Funeral services were held Monday, Oct. 17, at the Alsip and Persons Funeral Chapel in Nampa.
Lois was born in Forsythe, Mont., on Jan. 9, 1933, to Stella and Justus Wolfe. The daughter of a hard-working farm couple and the youngest of ten children, Lois was raised to be "strong and independent yet with a never-ending supply of unconditional love for her family and dear friends," her family said. "These qualities turned out to be just a small piece of the legacy she left to her children, grandchildren, and great-grandchildren."
The Wolfe family moved to Nampa when Lois was 3 years old. Lois enjoyed roller skating, riding her bicycle, and playing saxophone. She attended schools in Nampa, including Nampa High, which is where she met the love of her life, David C. Spencer. They were married March 24, 1951. Four children were born to that marriage.
David and Lois settled in Nampa where they worked side by side on their large family farm, he working the fields and the equipment and she tending the home and feeding the workers. "Lois could feed an army at the drop of a hat, which came in handy as her family expanded," her family noted.
The four Spencer children soon had families of their own but the thread that kept them all close was Lois, her family said. "Get-togethers and holiday dinners were always held at 'grandma's house' because that's the way she wanted it to be -- the whole family together, noisy and laughing and loving."
Lois was an active parent, supporting her children in their many endeavors both in and out of school. She was a Brownie, Girl Scout, and Cub Scout troop leader and also helped with various Little Britches Rodeo and high school rodeo events. "Whether in the stands, on the many 'playing fields,' or driving carpool, Lois was an ever-present source of encouragement and inspiration for her children and their peers," her family said.
Lois spent countless hours teaching her children and grandchildren how to knit, paint, garden, and even solder stained-glass.
Lois received an Associates of Arts in Interior Design and was an accomplished interior decorator, seamstress, and artist.
"Lois rode horses and chased bicycles, applied ice packs and pinned wedding veils," her family said. "She happily shared not-so-secret family recipes for cookies and breads, and cleverly answered all sorts of questions about babies, or gardening, or pretty much anything.
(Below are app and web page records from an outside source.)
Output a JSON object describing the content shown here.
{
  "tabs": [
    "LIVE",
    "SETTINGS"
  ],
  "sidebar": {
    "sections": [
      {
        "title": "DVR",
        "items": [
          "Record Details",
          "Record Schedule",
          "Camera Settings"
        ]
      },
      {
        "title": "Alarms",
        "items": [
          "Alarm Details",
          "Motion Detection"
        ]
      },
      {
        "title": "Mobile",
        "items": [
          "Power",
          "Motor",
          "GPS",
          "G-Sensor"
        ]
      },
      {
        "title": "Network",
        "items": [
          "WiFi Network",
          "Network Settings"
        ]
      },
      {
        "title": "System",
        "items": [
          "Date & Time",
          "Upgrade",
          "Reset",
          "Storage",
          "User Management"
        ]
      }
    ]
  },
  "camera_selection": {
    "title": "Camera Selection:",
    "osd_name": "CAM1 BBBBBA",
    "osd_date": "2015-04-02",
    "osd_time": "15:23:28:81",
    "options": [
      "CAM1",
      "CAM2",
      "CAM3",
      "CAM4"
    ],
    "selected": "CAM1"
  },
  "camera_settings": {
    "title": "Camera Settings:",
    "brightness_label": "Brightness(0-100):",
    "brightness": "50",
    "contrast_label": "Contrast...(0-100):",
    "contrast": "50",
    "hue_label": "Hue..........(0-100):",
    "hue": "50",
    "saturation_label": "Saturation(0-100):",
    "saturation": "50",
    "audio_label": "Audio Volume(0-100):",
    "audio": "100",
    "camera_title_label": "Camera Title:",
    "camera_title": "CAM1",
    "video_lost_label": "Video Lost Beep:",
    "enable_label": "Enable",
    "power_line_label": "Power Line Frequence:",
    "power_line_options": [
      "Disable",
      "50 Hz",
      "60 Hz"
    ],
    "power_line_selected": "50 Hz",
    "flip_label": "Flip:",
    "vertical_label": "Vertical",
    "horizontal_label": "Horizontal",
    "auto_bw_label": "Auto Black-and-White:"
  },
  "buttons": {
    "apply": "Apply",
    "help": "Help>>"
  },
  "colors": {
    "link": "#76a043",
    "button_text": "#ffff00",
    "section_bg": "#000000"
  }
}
She always had time to spare for her grandkids and possessed the boundless energy needed to keep up with their antics.
"They fondly remember sleepovers with custom-made pancakes in whatever critter shape they requested. In their eyes, grandma could do anything and everything, and could be counted on to have just the answer they needed regardless of the question at hand or how many millions of times it had been asked."
Lois joined her husband in selling real estate in 1988 and became a multi-million dollar producer.
"She touched so many people in so many different ways, her absence will be felt throughout the community," her family said.
Lois is survived by: her husband of over 54 years, David; her daughters Susan (English) and Becky (Shaw) of Mountain Home; her sons, Jeff, of Eagle and Brett of Star; 25 grandchildren, and 22 great-grandchildren (with 4 more on the way); her sisters, Vivian Taggart of Fair Oaks, Calif., and Erma Cooper of San Jose, Calif., and a brother, Kenneth Wolfe, of Washington.
She was preceded in death by her parents and six siblings.
In lieu of cards or flowers, the family suggests planting a rose bush in her memory as the rose was her favorite flower, or donations may be made to the Horizon Home Health and Hospice, 1310 American Legion Blvd., Mountain Home, ID 83647.